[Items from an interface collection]
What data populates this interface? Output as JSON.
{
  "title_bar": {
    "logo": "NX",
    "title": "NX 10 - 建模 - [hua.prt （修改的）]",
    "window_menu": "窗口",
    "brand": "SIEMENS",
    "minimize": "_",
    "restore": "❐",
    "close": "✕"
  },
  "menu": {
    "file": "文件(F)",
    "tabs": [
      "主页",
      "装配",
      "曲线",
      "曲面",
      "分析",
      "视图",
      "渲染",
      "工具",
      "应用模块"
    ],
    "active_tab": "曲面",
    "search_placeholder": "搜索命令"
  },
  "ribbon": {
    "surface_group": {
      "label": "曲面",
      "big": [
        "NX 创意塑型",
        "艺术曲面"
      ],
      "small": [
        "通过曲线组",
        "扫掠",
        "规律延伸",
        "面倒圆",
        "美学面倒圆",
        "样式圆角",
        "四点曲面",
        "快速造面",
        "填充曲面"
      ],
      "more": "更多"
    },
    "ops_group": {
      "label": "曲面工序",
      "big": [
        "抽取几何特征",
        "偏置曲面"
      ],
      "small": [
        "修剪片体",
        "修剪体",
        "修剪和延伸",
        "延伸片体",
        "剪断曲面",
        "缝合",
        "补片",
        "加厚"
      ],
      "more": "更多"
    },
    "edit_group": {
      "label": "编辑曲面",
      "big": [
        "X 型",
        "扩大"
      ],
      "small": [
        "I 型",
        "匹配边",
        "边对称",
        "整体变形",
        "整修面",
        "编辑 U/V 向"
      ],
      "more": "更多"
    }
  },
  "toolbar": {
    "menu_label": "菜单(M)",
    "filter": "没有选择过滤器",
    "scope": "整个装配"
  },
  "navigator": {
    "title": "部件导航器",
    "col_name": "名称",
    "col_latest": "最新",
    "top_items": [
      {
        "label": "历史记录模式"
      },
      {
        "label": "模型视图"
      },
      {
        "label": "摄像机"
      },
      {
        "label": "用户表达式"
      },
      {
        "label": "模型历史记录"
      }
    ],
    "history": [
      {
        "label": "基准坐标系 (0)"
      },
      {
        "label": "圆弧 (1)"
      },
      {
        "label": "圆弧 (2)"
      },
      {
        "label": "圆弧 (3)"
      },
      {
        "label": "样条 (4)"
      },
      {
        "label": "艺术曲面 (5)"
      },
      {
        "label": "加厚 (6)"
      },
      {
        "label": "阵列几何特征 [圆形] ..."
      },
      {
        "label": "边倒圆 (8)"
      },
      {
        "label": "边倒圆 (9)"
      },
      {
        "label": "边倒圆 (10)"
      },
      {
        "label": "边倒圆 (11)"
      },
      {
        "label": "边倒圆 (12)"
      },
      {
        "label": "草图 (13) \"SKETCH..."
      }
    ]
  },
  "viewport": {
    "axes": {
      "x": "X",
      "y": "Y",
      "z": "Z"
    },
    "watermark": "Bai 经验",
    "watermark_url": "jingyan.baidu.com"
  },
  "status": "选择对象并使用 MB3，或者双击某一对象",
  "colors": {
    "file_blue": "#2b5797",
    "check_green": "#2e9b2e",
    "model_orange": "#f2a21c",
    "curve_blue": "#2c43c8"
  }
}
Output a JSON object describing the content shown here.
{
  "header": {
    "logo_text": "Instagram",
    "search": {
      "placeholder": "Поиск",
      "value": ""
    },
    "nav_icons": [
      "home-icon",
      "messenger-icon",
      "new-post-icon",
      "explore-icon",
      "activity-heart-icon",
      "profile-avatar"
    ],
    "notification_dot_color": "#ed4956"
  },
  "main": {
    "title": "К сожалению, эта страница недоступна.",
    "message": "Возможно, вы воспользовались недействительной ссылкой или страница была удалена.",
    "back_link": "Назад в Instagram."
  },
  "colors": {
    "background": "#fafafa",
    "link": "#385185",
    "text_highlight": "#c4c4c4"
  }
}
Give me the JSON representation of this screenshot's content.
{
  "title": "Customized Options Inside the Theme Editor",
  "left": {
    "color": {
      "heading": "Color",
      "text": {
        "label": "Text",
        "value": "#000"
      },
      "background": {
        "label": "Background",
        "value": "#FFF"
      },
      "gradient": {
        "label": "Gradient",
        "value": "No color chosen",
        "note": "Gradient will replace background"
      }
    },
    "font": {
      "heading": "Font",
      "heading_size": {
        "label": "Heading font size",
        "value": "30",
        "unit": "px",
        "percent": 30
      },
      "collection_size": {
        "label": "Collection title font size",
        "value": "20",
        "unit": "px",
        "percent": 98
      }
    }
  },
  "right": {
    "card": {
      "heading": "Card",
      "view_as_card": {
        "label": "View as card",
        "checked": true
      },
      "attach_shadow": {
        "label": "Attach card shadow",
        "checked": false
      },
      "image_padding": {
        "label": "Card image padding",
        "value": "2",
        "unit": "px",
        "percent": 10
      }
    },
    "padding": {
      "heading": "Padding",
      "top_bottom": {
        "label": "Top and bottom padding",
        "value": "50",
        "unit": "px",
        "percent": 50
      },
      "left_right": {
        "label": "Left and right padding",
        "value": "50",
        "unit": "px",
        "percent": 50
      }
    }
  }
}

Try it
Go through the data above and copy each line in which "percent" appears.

Answer to this problem
        "percent": 30
        "percent": 98
        "percent": 10
        "percent": 50
        "percent": 50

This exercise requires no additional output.